Positron emission tomography (PET) can measure absolute myocardial blood flow (MBF) at rest and during stress using dynamic imaging and appropriate tracer kinetic modeling. PET cardiac rest-stress studies are used in the clinic to diagnose the extent of coronary artery disease (CAD) and monitor the efficacy of its treatment. However, one limitation of these studies is that radioactivity from the rest scan must not affect the stress scan, making it necessary to wait 3 to 5 half lives between studies for sufficient radioactive decay to occur. Short-lived PET radiotracers such as 82Rb-chloride, 13N-ammonia or 15O-water can be used to circumvent this problem but the short half lives of 13N and 15O require an onsite cyclotron; whereas, 82Rb- is obtained from a 82Sr/82Rb generator system that decays with a ~25 day half life. With the advent of new 18F-labeled myocardial flow tracers, it is now possible to use 18F- tracers for accurate MBF quantification. Their moderately long physical half-life (109 min) is sufficient for commercial distribution to clinical centers on an as needed basis and thus does not require the need of on-site cyclotron or generator. However, the physical half-life of 18F is a logistical complication for rest-stress measurements because of the between scan waiting period needed to allow for radioactive decay. To address this issue for moderate to long lived tracers an alternative protocol was proposed and studied by simulation. In the new method rest and stress blood flow is measured using a single scan with two tracer injections and analyzed with a nonstationary kinetic model. The goal of this thesis was to demonstrate the in vivo feasibility of this technique and to improve its practicality for future clinical application. First, we demonstrated the use of this method in a porcine model for standard bull’s eye, segmental analysis using the relatively long-lived flow radiotracer [18F]-Flurpiridaz. We then extended the method and developed a computationally efficient algorithm to provide absolute quantitation at the voxel level. Third, we demonstrated the feasibility of our single-scan rest/stress imaging method in humans with healthy volunteers and patients with CAD using the clinically used radiotracer [13N]-NH3. Lastly, using our pig data we developed a framework for the construction of a 4D multimodal probabilistic atlas to facilitate inter- and intra-subjects comparisons and with an eye toward automated evaluation of MBF measurements. Our results showed that the rest/stress PET imaging procedure, that is normally acquired as two separate scans (separated by several hours, and often on different days), can be compressed into a single scan session with less that 15 minutes of PET data acquisition while still obtaining accurate rest and stress MBF estimations. We obtained good quality MBF maps in a timely manner and the constructed 4D multimodal atlas provided myocardial images in standard size and orientation allowing objective and comparative analysis of MBF maps in an automated way.
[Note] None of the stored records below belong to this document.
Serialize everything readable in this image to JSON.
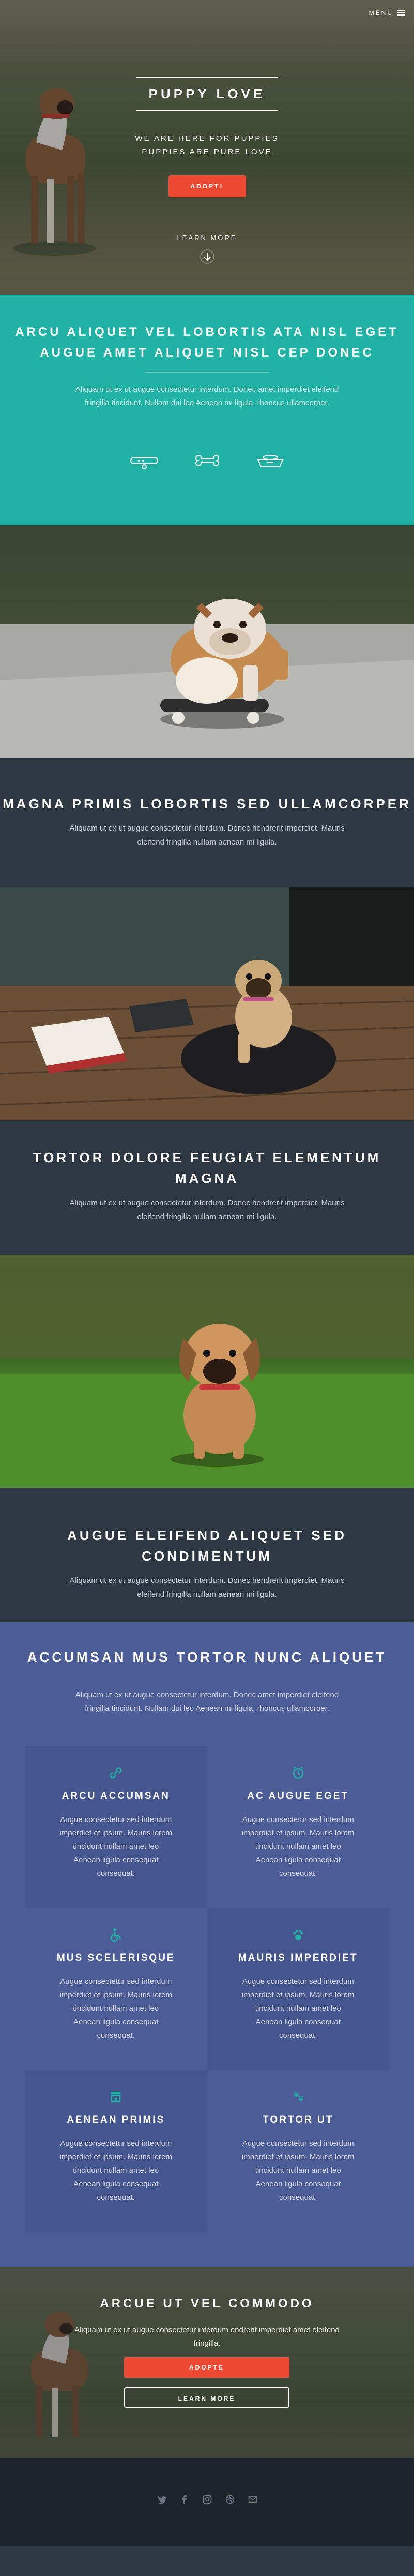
{
  "nav": {
    "menu_label": "MENU"
  },
  "hero": {
    "title": "PUPPY LOVE",
    "subtitle_line1": "WE ARE HERE FOR PUPPIES",
    "subtitle_line2": "PUPPIES ARE PURE LOVE",
    "cta_label": "ADOPT!",
    "learn_more_label": "LEARN MORE"
  },
  "banner": {
    "title_line1": "ARCU ALIQUET VEL LOBORTIS ATA NISL EGET",
    "title_line2": "AUGUE AMET ALIQUET NISL CEP DONEC",
    "text_line1": "Aliquam ut ex ut augue consectetur interdum. Donec amet imperdiet eleifend",
    "text_line2": "fringilla tincidunt. Nullam dui leo Aenean mi ligula, rhoncus ullamcorper.",
    "icons": [
      "collar-icon",
      "bone-icon",
      "food-bowl-icon"
    ]
  },
  "spotlights": [
    {
      "title_line1": "MAGNA PRIMIS LOBORTIS SED ULLAMCORPER",
      "title_line2": "",
      "text_line1": "Aliquam ut ex ut augue consectetur interdum. Donec hendrerit imperdiet. Mauris",
      "text_line2": "eleifend fringilla nullam aenean mi ligula."
    },
    {
      "title_line1": "TORTOR DOLORE FEUGIAT ELEMENTUM",
      "title_line2": "MAGNA",
      "text_line1": "Aliquam ut ex ut augue consectetur interdum. Donec hendrerit imperdiet. Mauris",
      "text_line2": "eleifend fringilla nullam aenean mi ligula."
    },
    {
      "title_line1": "AUGUE ELEIFEND ALIQUET SED CONDIMENTUM",
      "title_line2": "",
      "text_line1": "Aliquam ut ex ut augue consectetur interdum. Donec hendrerit imperdiet. Mauris",
      "text_line2": "eleifend fringilla nullam aenean mi ligula."
    }
  ],
  "features": {
    "title": "ACCUMSAN MUS TORTOR NUNC ALIQUET",
    "text_line1": "Aliquam ut ex ut augue consectetur interdum. Donec amet imperdiet eleifend",
    "text_line2": "fringilla tincidunt. Nullam dui leo Aenean mi ligula, rhoncus ullamcorper.",
    "items": [
      {
        "title": "ARCU ACCUMSAN",
        "icon": "link-icon",
        "l1": "Augue consectetur sed interdum",
        "l2": "imperdiet et ipsum. Mauris lorem",
        "l3": "tincidunt nullam amet leo",
        "l4": "Aenean ligula consequat",
        "l5": "consequat."
      },
      {
        "title": "AC AUGUE EGET",
        "icon": "alarm-icon",
        "l1": "Augue consectetur sed interdum",
        "l2": "imperdiet et ipsum. Mauris lorem",
        "l3": "tincidunt nullam amet leo",
        "l4": "Aenean ligula consequat",
        "l5": "consequat."
      },
      {
        "title": "MUS SCELERISQUE",
        "icon": "wheelchair-icon",
        "l1": "Augue consectetur sed interdum",
        "l2": "imperdiet et ipsum. Mauris lorem",
        "l3": "tincidunt nullam amet leo",
        "l4": "Aenean ligula consequat",
        "l5": "consequat."
      },
      {
        "title": "MAURIS IMPERDIET",
        "icon": "paw-icon",
        "l1": "Augue consectetur sed interdum",
        "l2": "imperdiet et ipsum. Mauris lorem",
        "l3": "tincidunt nullam amet leo",
        "l4": "Aenean ligula consequat",
        "l5": "consequat."
      },
      {
        "title": "AENEAN PRIMIS",
        "icon": "shop-icon",
        "l1": "Augue consectetur sed interdum",
        "l2": "imperdiet et ipsum. Mauris lorem",
        "l3": "tincidunt nullam amet leo",
        "l4": "Aenean ligula consequat",
        "l5": "consequat."
      },
      {
        "title": "TORTOR UT",
        "icon": "paw-print-icon",
        "l1": "Augue consectetur sed interdum",
        "l2": "imperdiet et ipsum. Mauris lorem",
        "l3": "tincidunt nullam amet leo",
        "l4": "Aenean ligula consequat",
        "l5": "consequat."
      }
    ]
  },
  "cta": {
    "title": "ARCUE UT VEL COMMODO",
    "text_line1": "Aliquam ut ex ut augue consectetur interdum endrerit imperdiet amet eleifend",
    "text_line2": "fringilla.",
    "primary_label": "ADOPTE",
    "secondary_label": "LEARN MORE"
  },
  "footer": {
    "socials": [
      "twitter-icon",
      "facebook-icon",
      "instagram-icon",
      "dribbble-icon",
      "email-icon"
    ]
  },
  "colors": {
    "teal": "#21b2a6",
    "dark": "#2e3842",
    "indigo": "#4c5c96",
    "red": "#ed4933",
    "footer": "#1d242a"
  }
}
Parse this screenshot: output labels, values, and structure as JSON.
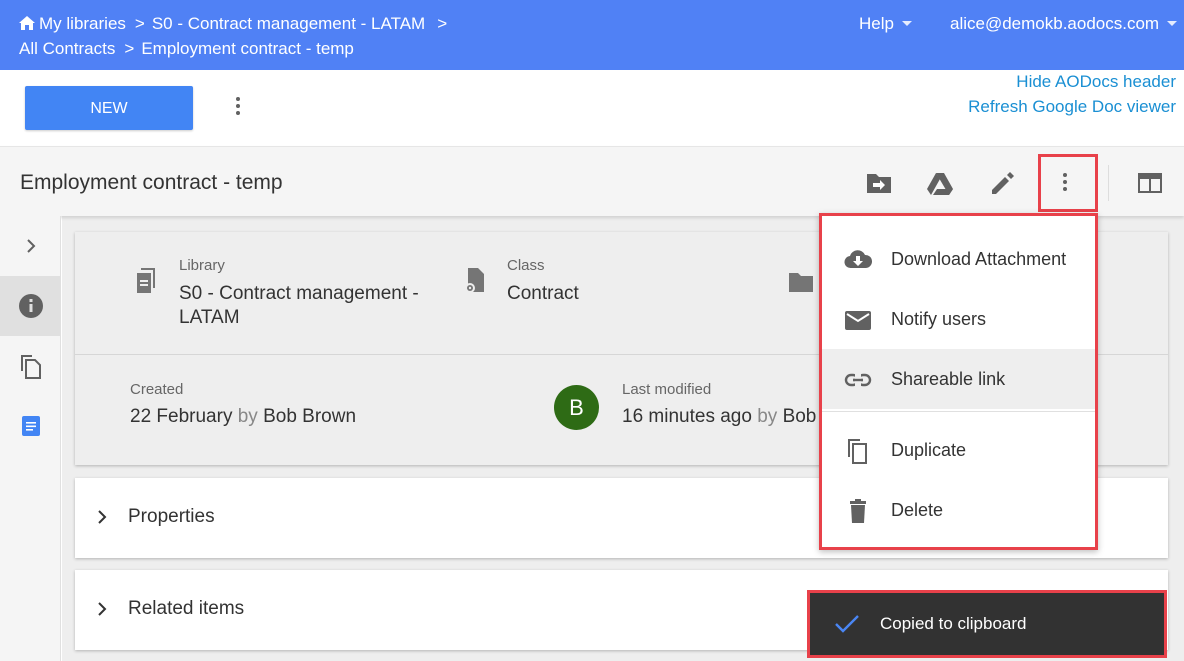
{
  "header": {
    "breadcrumbs_row1": [
      "My libraries",
      "S0 - Contract management - LATAM"
    ],
    "breadcrumbs_row2": [
      "All Contracts",
      "Employment contract - temp"
    ],
    "breadcrumb_separator": ">",
    "help_label": "Help",
    "user_email": "alice@demokb.aodocs.com",
    "brand_color": "#5081f5"
  },
  "actions": {
    "new_label": "NEW",
    "hide_header_link": "Hide AODocs header",
    "refresh_viewer_link": "Refresh Google Doc viewer"
  },
  "document": {
    "title": "Employment contract - temp",
    "toolbar_icons": [
      "move-to-folder-icon",
      "google-drive-icon",
      "edit-pencil-icon",
      "more-vert-icon",
      "layout-icon"
    ]
  },
  "rail": {
    "icons": [
      "chevron-right-icon",
      "info-icon",
      "versions-copy-icon",
      "google-doc-icon"
    ]
  },
  "info": {
    "library_label": "Library",
    "library_value_line1": "S0 - Contract management -",
    "library_value_line2": "LATAM",
    "class_label": "Class",
    "class_value": "Contract",
    "created_label": "Created",
    "created_date": "22 February",
    "created_by_word": "by",
    "created_by": "Bob Brown",
    "avatar_initial": "B",
    "modified_label": "Last modified",
    "modified_time": "16 minutes ago",
    "modified_by_word": "by",
    "modified_by_partial": "Bob"
  },
  "sections": {
    "properties": "Properties",
    "related_items": "Related items"
  },
  "menu": {
    "items": [
      {
        "label": "Download Attachment",
        "icon": "cloud-download-icon"
      },
      {
        "label": "Notify users",
        "icon": "mail-icon"
      },
      {
        "label": "Shareable link",
        "icon": "link-icon",
        "highlighted": true
      },
      {
        "label": "Duplicate",
        "icon": "duplicate-icon"
      },
      {
        "label": "Delete",
        "icon": "trash-icon"
      }
    ]
  },
  "snackbar": {
    "message": "Copied to clipboard",
    "icon": "check-icon"
  },
  "colors": {
    "accent_blue": "#4285f4",
    "link_blue": "#1a8fd3",
    "highlight_red": "#e8414a",
    "avatar_green": "#2e6b15"
  }
}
Key words: Positrons Emission Tomography, Myocardial Blood Flow, kinetic modeling, rest/stress studies